Work instructions: Make an exact copy of every record that follows.

*** Block opens ***

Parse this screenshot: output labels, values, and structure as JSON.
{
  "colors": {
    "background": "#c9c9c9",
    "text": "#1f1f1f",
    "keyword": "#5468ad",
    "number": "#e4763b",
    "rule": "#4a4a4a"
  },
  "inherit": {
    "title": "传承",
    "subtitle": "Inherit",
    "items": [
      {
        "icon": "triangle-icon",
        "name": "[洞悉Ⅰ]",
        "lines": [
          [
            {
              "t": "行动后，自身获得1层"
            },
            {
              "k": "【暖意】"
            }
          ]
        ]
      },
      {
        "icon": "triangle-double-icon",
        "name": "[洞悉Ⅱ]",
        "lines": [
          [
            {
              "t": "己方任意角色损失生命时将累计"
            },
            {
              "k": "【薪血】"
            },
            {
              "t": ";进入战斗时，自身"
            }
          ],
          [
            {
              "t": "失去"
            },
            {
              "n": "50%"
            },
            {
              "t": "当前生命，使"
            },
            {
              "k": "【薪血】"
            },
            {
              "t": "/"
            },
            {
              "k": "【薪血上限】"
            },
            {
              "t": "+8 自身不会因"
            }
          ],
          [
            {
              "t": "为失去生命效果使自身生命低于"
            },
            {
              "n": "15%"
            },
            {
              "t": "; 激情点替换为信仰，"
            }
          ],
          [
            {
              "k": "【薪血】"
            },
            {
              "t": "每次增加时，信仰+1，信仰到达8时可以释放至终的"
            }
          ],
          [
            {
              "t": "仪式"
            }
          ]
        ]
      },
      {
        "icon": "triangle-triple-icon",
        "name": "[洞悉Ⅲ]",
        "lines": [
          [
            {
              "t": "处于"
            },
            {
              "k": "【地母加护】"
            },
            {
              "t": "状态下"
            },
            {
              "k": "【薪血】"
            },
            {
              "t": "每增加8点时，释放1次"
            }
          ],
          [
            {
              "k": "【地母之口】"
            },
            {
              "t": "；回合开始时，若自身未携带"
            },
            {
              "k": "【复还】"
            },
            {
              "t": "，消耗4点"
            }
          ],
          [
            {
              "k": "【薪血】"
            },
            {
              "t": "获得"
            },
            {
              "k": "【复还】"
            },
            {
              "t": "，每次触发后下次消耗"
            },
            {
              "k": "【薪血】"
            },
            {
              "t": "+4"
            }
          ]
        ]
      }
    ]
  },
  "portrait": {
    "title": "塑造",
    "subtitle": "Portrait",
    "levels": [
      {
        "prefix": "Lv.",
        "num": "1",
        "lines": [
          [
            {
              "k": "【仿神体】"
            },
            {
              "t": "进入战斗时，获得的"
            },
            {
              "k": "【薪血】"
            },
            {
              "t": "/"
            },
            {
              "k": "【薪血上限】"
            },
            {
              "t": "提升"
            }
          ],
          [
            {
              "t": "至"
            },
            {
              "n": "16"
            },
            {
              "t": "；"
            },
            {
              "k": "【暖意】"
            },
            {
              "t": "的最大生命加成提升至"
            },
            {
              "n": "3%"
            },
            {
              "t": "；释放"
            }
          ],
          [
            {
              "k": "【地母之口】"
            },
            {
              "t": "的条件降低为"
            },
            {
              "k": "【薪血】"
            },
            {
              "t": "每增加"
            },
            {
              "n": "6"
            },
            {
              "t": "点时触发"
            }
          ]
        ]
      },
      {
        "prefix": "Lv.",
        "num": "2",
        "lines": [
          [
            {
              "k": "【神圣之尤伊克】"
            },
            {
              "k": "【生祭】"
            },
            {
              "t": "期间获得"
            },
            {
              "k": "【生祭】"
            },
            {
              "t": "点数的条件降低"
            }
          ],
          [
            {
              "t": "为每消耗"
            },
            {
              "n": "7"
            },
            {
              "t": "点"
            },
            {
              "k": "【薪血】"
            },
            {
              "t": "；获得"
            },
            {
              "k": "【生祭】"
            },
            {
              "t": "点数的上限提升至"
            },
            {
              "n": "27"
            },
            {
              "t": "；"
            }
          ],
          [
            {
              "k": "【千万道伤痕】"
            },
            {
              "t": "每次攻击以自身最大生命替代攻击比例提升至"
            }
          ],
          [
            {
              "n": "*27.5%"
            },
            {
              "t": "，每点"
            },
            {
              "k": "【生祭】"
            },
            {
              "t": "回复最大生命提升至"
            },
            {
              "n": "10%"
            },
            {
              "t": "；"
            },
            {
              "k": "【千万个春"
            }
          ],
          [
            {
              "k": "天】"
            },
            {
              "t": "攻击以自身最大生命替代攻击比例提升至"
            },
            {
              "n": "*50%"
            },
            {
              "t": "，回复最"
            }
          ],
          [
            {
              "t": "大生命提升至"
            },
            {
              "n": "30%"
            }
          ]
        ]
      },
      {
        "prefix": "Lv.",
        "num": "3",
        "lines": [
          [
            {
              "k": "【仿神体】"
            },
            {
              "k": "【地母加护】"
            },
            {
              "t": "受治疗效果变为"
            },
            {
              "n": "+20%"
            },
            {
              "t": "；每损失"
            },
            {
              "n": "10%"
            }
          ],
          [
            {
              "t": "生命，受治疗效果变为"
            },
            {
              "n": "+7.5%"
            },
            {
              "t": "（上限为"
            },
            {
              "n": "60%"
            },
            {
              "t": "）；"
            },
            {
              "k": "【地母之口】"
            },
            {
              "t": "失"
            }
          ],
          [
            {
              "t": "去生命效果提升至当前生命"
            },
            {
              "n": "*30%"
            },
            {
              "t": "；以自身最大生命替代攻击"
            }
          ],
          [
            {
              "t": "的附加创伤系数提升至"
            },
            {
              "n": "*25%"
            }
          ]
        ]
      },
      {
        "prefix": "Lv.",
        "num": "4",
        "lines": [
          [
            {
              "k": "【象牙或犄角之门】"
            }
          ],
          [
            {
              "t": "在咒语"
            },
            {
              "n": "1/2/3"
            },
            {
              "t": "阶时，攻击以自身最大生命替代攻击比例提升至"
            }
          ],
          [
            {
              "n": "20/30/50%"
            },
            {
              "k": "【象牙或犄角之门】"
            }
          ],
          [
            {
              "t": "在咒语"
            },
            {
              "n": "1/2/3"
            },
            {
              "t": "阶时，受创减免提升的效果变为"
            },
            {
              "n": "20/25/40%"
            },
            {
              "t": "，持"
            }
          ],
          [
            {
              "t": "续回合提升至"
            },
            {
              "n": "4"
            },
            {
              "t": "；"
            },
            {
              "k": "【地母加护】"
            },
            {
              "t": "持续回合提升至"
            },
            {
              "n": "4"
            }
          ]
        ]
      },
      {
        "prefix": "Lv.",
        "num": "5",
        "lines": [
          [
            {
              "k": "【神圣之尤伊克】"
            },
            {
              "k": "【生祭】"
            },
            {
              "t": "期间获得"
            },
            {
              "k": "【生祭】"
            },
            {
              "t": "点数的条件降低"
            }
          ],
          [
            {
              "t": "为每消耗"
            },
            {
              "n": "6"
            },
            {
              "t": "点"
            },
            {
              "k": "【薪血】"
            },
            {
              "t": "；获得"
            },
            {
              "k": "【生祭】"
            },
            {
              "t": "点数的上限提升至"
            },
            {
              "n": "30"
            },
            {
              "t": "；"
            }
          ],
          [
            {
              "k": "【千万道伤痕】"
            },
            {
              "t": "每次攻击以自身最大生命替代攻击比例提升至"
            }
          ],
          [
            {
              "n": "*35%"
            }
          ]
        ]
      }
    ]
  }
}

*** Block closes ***

Solution to this problem:
Parse this screenshot: output labels, values, and structure as JSON.
{
  "colors": {
    "background": "#c9c9c9",
    "text": "#1f1f1f",
    "keyword": "#5468ad",
    "number": "#e4763b",
    "rule": "#4a4a4a"
  },
  "inherit": {
    "title": "传承",
    "subtitle": "Inherit",
    "items": [
      {
        "icon": "triangle-icon",
        "name": "[洞悉Ⅰ]",
        "lines": [
          [
            {
              "t": "行动后，自身获得1层"
            },
            {
              "k": "【暖意】"
            }
          ]
        ]
      },
      {
        "icon": "triangle-double-icon",
        "name": "[洞悉Ⅱ]",
        "lines": [
          [
            {
              "t": "己方任意角色损失生命时将累计"
            },
            {
              "k": "【薪血】"
            },
            {
              "t": ";进入战斗时，自身"
            }
          ],
          [
            {
              "t": "失去"
            },
            {
              "n": "50%"
            },
            {
              "t": "当前生命，使"
            },
            {
              "k": "【薪血】"
            },
            {
              "t": "/"
            },
            {
              "k": "【薪血上限】"
            },
            {
              "t": "+8 自身不会因"
            }
          ],
          [
            {
              "t": "为失去生命效果使自身生命低于"
            },
            {
              "n": "15%"
            },
            {
              "t": "; 激情点替换为信仰，"
            }
          ],
          [
            {
              "k": "【薪血】"
            },
            {
              "t": "每次增加时，信仰+1，信仰到达8时可以释放至终的"
            }
          ],
          [
            {
              "t": "仪式"
            }
          ]
        ]
      },
      {
        "icon": "triangle-triple-icon",
        "name": "[洞悉Ⅲ]",
        "lines": [
          [
            {
              "t": "处于"
            },
            {
              "k": "【地母加护】"
            },
            {
              "t": "状态下"
            },
            {
              "k": "【薪血】"
            },
            {
              "t": "每增加8点时，释放1次"
            }
          ],
          [
            {
              "k": "【地母之口】"
            },
            {
              "t": "；回合开始时，若自身未携带"
            },
            {
              "k": "【复还】"
            },
            {
              "t": "，消耗4点"
            }
          ],
          [
            {
              "k": "【薪血】"
            },
            {
              "t": "获得"
            },
            {
              "k": "【复还】"
            },
            {
              "t": "，每次触发后下次消耗"
            },
            {
              "k": "【薪血】"
            },
            {
              "t": "+4"
            }
          ]
        ]
      }
    ]
  },
  "portrait": {
    "title": "塑造",
    "subtitle": "Portrait",
    "levels": [
      {
        "prefix": "Lv.",
        "num": "1",
        "lines": [
          [
            {
              "k": "【仿神体】"
            },
            {
              "t": "进入战斗时，获得的"
            },
            {
              "k": "【薪血】"
            },
            {
              "t": "/"
            },
            {
              "k": "【薪血上限】"
            },
            {
              "t": "提升"
            }
          ],
          [
            {
              "t": "至"
            },
            {
              "n": "16"
            },
            {
              "t": "；"
            },
            {
              "k": "【暖意】"
            },
            {
              "t": "的最大生命加成提升至"
            },
            {
              "n": "3%"
            },
            {
              "t": "；释放"
            }
          ],
          [
            {
              "k": "【地母之口】"
            },
            {
              "t": "的条件降低为"
            },
            {
              "k": "【薪血】"
            },
            {
              "t": "每增加"
            },
            {
              "n": "6"
            },
            {
              "t": "点时触发"
            }
          ]
        ]
      },
      {
        "prefix": "Lv.",
        "num": "2",
        "lines": [
          [
            {
              "k": "【神圣之尤伊克】"
            },
            {
              "k": "【生祭】"
            },
            {
              "t": "期间获得"
            },
            {
              "k": "【生祭】"
            },
            {
              "t": "点数的条件降低"
            }
          ],
          [
            {
              "t": "为每消耗"
            },
            {
              "n": "7"
            },
            {
              "t": "点"
            },
            {
              "k": "【薪血】"
            },
            {
              "t": "；获得"
            },
            {
              "k": "【生祭】"
            },
            {
              "t": "点数的上限提升至"
            },
            {
              "n": "27"
            },
            {
              "t": "；"
            }
          ],
          [
            {
              "k": "【千万道伤痕】"
            },
            {
              "t": "每次攻击以自身最大生命替代攻击比例提升至"
            }
          ],
          [
            {
              "n": "*27.5%"
            },
            {
              "t": "，每点"
            },
            {
              "k": "【生祭】"
            },
            {
              "t": "回复最大生命提升至"
            },
            {
              "n": "10%"
            },
            {
              "t": "；"
            },
            {
              "k": "【千万个春"
            }
          ],
          [
            {
              "k": "天】"
            },
            {
              "t": "攻击以自身最大生命替代攻击比例提升至"
            },
            {
              "n": "*50%"
            },
            {
              "t": "，回复最"
            }
          ],
          [
            {
              "t": "大生命提升至"
            },
            {
              "n": "30%"
            }
          ]
        ]
      },
      {
        "prefix": "Lv.",
        "num": "3",
        "lines": [
          [
            {
              "k": "【仿神体】"
            },
            {
              "k": "【地母加护】"
            },
            {
              "t": "受治疗效果变为"
            },
            {
              "n": "+20%"
            },
            {
              "t": "；每损失"
            },
            {
              "n": "10%"
            }
          ],
          [
            {
              "t": "生命，受治疗效果变为"
            },
            {
              "n": "+7.5%"
            },
            {
              "t": "（上限为"
            },
            {
              "n": "60%"
            },
            {
              "t": "）；"
            },
            {
              "k": "【地母之口】"
            },
            {
              "t": "失"
            }
          ],
          [
            {
              "t": "去生命效果提升至当前生命"
            },
            {
              "n": "*30%"
            },
            {
              "t": "；以自身最大生命替代攻击"
            }
          ],
          [
            {
              "t": "的附加创伤系数提升至"
            },
            {
              "n": "*25%"
            }
          ]
        ]
      },
      {
        "prefix": "Lv.",
        "num": "4",
        "lines": [
          [
            {
              "k": "【象牙或犄角之门】"
            }
          ],
          [
            {
              "t": "在咒语"
            },
            {
              "n": "1/2/3"
            },
            {
              "t": "阶时，攻击以自身最大生命替代攻击比例提升至"
            }
          ],
          [
            {
              "n": "20/30/50%"
            },
            {
              "k": "【象牙或犄角之门】"
            }
          ],
          [
            {
              "t": "在咒语"
            },
            {
              "n": "1/2/3"
            },
            {
              "t": "阶时，受创减免提升的效果变为"
            },
            {
              "n": "20/25/40%"
            },
            {
              "t": "，持"
            }
          ],
          [
            {
              "t": "续回合提升至"
            },
            {
              "n": "4"
            },
            {
              "t": "；"
            },
            {
              "k": "【地母加护】"
            },
            {
              "t": "持续回合提升至"
            },
            {
              "n": "4"
            }
          ]
        ]
      },
      {
        "prefix": "Lv.",
        "num": "5",
        "lines": [
          [
            {
              "k": "【神圣之尤伊克】"
            },
            {
              "k": "【生祭】"
            },
            {
              "t": "期间获得"
            },
            {
              "k": "【生祭】"
            },
            {
              "t": "点数的条件降低"
            }
          ],
          [
            {
              "t": "为每消耗"
            },
            {
              "n": "6"
            },
            {
              "t": "点"
            },
            {
              "k": "【薪血】"
            },
            {
              "t": "；获得"
            },
            {
              "k": "【生祭】"
            },
            {
              "t": "点数的上限提升至"
            },
            {
              "n": "30"
            },
            {
              "t": "；"
            }
          ],
          [
            {
              "k": "【千万道伤痕】"
            },
            {
              "t": "每次攻击以自身最大生命替代攻击比例提升至"
            }
          ],
          [
            {
              "n": "*35%"
            }
          ]
        ]
      }
    ]
  }
}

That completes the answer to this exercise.